_ABOUT THIS TASK:_
Scan the entries below. Return every line that includes "Installation".

_SOURCE RECORDS:_
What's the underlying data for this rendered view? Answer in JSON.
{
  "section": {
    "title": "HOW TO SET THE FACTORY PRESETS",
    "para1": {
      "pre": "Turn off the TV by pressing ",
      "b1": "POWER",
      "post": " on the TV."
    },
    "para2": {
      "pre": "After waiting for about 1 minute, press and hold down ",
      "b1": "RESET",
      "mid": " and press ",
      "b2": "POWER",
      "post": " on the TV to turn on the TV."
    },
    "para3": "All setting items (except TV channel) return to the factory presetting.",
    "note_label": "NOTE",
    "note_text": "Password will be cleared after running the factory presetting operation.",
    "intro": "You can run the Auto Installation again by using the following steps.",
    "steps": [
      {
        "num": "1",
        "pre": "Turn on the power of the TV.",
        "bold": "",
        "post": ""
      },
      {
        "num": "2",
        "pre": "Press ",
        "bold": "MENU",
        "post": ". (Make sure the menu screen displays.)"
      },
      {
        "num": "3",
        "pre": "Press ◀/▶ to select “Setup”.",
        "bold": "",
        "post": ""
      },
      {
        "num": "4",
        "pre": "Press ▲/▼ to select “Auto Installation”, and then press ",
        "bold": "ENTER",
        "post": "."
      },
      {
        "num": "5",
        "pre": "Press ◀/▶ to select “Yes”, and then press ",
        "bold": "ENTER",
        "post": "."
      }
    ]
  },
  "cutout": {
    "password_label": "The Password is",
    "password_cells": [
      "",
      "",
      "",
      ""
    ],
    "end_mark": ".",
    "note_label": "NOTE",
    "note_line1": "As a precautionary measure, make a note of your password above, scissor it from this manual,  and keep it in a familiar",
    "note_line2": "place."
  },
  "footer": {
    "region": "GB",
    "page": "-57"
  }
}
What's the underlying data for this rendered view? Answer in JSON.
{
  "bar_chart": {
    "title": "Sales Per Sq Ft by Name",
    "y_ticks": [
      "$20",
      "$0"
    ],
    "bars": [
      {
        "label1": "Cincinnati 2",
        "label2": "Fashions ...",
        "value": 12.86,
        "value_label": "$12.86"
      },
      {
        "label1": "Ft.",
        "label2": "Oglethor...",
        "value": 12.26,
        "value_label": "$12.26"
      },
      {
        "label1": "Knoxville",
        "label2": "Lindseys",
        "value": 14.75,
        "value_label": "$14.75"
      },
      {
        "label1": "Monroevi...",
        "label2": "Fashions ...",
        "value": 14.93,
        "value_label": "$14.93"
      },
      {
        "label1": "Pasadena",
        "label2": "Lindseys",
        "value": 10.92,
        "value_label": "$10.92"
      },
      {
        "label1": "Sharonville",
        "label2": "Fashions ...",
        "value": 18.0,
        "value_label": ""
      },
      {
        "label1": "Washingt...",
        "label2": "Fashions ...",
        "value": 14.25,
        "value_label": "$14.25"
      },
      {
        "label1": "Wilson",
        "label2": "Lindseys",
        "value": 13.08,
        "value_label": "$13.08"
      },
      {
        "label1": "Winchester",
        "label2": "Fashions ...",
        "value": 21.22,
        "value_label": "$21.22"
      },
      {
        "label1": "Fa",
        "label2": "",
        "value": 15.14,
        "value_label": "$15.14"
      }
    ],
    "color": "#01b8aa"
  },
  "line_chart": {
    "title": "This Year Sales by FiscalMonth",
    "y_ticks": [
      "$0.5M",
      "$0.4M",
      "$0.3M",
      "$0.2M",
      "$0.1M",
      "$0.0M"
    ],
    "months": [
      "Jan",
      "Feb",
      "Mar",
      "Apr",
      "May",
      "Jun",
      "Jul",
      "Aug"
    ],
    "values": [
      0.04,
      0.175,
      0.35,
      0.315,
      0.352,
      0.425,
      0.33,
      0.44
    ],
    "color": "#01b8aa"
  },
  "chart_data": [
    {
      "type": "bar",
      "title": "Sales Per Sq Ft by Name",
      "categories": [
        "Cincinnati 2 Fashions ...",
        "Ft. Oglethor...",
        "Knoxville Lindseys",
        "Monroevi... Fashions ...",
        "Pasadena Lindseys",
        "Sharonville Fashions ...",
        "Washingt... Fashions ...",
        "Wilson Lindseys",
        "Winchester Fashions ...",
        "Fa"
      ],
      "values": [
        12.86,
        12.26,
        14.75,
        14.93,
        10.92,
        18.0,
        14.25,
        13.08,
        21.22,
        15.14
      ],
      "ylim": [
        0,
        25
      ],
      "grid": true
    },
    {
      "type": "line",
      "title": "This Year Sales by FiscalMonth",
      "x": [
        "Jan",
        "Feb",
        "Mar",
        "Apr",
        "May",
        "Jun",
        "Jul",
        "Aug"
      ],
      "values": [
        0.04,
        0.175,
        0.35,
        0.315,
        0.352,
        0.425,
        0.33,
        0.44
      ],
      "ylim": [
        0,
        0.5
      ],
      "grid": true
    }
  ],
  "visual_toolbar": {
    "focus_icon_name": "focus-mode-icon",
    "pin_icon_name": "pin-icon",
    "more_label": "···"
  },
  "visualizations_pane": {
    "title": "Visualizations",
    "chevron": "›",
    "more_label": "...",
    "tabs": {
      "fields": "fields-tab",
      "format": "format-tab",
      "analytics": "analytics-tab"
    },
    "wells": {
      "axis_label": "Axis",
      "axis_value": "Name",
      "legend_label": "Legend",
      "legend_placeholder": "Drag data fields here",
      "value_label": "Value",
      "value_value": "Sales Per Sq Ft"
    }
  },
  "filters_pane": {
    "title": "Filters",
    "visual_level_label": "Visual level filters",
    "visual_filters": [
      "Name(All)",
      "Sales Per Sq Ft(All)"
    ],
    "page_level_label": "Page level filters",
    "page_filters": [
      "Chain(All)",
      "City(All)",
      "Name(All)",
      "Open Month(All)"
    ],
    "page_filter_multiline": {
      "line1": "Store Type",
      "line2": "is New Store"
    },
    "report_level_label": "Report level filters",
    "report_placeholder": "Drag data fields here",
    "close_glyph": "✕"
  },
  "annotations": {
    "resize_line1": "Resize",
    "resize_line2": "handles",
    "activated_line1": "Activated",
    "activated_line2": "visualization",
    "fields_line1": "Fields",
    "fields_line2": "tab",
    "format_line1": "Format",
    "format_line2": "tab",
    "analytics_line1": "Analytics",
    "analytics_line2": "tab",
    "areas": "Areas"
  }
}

_SOLUTION TO THE PROBLEM:_
    "intro": "You can run the Auto Installation again by using the following steps.",
        "pre": "Press ▲/▼ to select “Auto Installation”, and then press ",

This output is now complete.